Due to an unusual increase in Critical vulnerabilities found on Windows operating systems, Cyberint’s Research Team has decided to release this bulletin to alert on the potential impact.

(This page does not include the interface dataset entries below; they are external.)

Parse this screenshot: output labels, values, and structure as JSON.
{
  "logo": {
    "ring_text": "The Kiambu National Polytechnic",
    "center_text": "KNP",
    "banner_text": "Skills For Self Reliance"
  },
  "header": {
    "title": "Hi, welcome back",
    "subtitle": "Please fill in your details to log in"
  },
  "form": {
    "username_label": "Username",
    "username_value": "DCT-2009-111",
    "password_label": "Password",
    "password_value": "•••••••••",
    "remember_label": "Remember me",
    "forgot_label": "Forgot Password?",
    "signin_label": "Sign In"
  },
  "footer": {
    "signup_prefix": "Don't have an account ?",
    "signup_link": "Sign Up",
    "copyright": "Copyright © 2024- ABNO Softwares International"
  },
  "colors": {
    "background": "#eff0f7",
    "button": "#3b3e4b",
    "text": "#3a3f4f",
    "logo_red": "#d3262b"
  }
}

We suspect that threat actors and updated malware may attempt to exploit these vulnerabilities to further impact potential victims.
This bulletin will be expanded at the end of the month, as part of the Monthly Vulnerability Bulletin.
The reason for this bulletin lies at 2 newly discovered vulnerabilities:
- <No CVE assigned yet> – Corrupt NTFS OS partition without user interaction.
- <No CVE assigned yet> – Trigger a BSOD by trying to access a system path.
- CVE-2020-1398 – Potential bypass of Bitlocker protected systems, including Lock Screen bypass.
NTFS Corruption Vulnerability
Published by a known vulnerability researcher,
jonasLyk, it is possible to cause disk partition corruption by executing a
cd command as a low privilege user, to a unique path, which causes the Windows Operating System to alert the user to a corrupted partition and force a restart.
Whilst technical details are scarce, and the exact reason for the issue being unknown at this time, affected Windows builds using the NTFS file system include those from 1803 all the way to 20H2.
According to SANS, the
$bitmap is an attribute reserved for files marked as deleted, while
$i30 is marked as an NTFS index attribute.
In most of the cases observed, it may not be possible to recover from the initial system restart and the operating system may remain in a ‘boot-loop’.
Concern arises from, and as tested by Cyberint’s Research, the threat of nefarious logic links, such as an icon, HTML link or even an icon archived within a
ZIP file could cause the issue and therefore to trigger without user interaction.
Furthermore, some researchers speculate that the issue could impact the
MFT (Master File Table) resulting in a complete loss of data although these payloads have not been observed thus far.
Please note that executing the following payloads could trigger this vulnerability and as such are provided as images to minimize any risk.
There are 3 payloads involved, which are similar:
- CD payload.
- Icon payload.
- HTML payload.
CD NTFS Path
By interactively performing a CD command to the following path:
The user will be alerted by the following error, forcing them to restart:
This causes the following error in the event log:
By creating a shortcut file (
lnk) and pointing the icon to the path mentioned above, threat actors can deliver a
ZIP file containing a malicious payload.
As the archive is extracted, the payload is triggered by an attempt to access the icon file and causes the same NTFS corruption.
It was also observed that pointing the following payload in static
HTML files or email messages could cause the corruption issue:
This payload could be potentially delivered and presented on websites or within email messages although no samples have as yet been observed in the wild.
So far, Cyberint’s Research was able to trigger it using static
Blue Screen of Death by Reading a File
Another potential issue that is being investigated, is related to the
Console Multiplexer Driver in Windows.
This driver is used by different applications to communicate directly with the harddrive without going through the file system.
By trying to access the path mentioned, without providing key attributes, the operating system crashes due to improper error checking on behalf of the driver’s function.
The versions affected and validated include Windows builds from 1709 to 20H2.
Please note that executing the following command will trigger the BSOD.
By trying to access the mentioned path, either by file explorer or a file editor, the system will crash within a minute:
After couple of seconds, this error message appears:
After approximately a minute, this error appears:
As can be seen from the error message,
condrv.sys has caused the issue.
Released in July 2020, this vulnerability refers to the ability of an attacker to bypass Bitlocker and the console Lock Screen, by physically attacking a vulnerable endpoint.
In order to achieve this, the attacker must have a physical access to the machine, therefore remote execution is not possible to achieve.
By combining the usage of Sticky-Keys and allowing the automatic execution of files from external devices, attackers are able to create an administrative account and use it to sign on.
SHIFT 5 times will trigger the following window:
As this window has a clickable ‘blue’ link to the Windows 10
Settings application, the attacker is then able to enable
Autoplay of an external device which contains a malicious payload:
This allows the attacker to open up
Explorer, executing the malicious payload from within Bitlocker, creating another folder under
NT Authority\System, abusing the permissions provided.
CVSS according to Microsoft is 6.8 / 6.1.
- Make sure system patches are enabled and implemented.
- Blocking the paths mentioned above may lead to unwanted side effects.
- Until a mitigation or a compensating control is found, Cyberint recommends on monitoring the following errors on Windows endpoints for any exploitation attempts:
- Error 55, sourced at NTFS
- Crashes, sourced at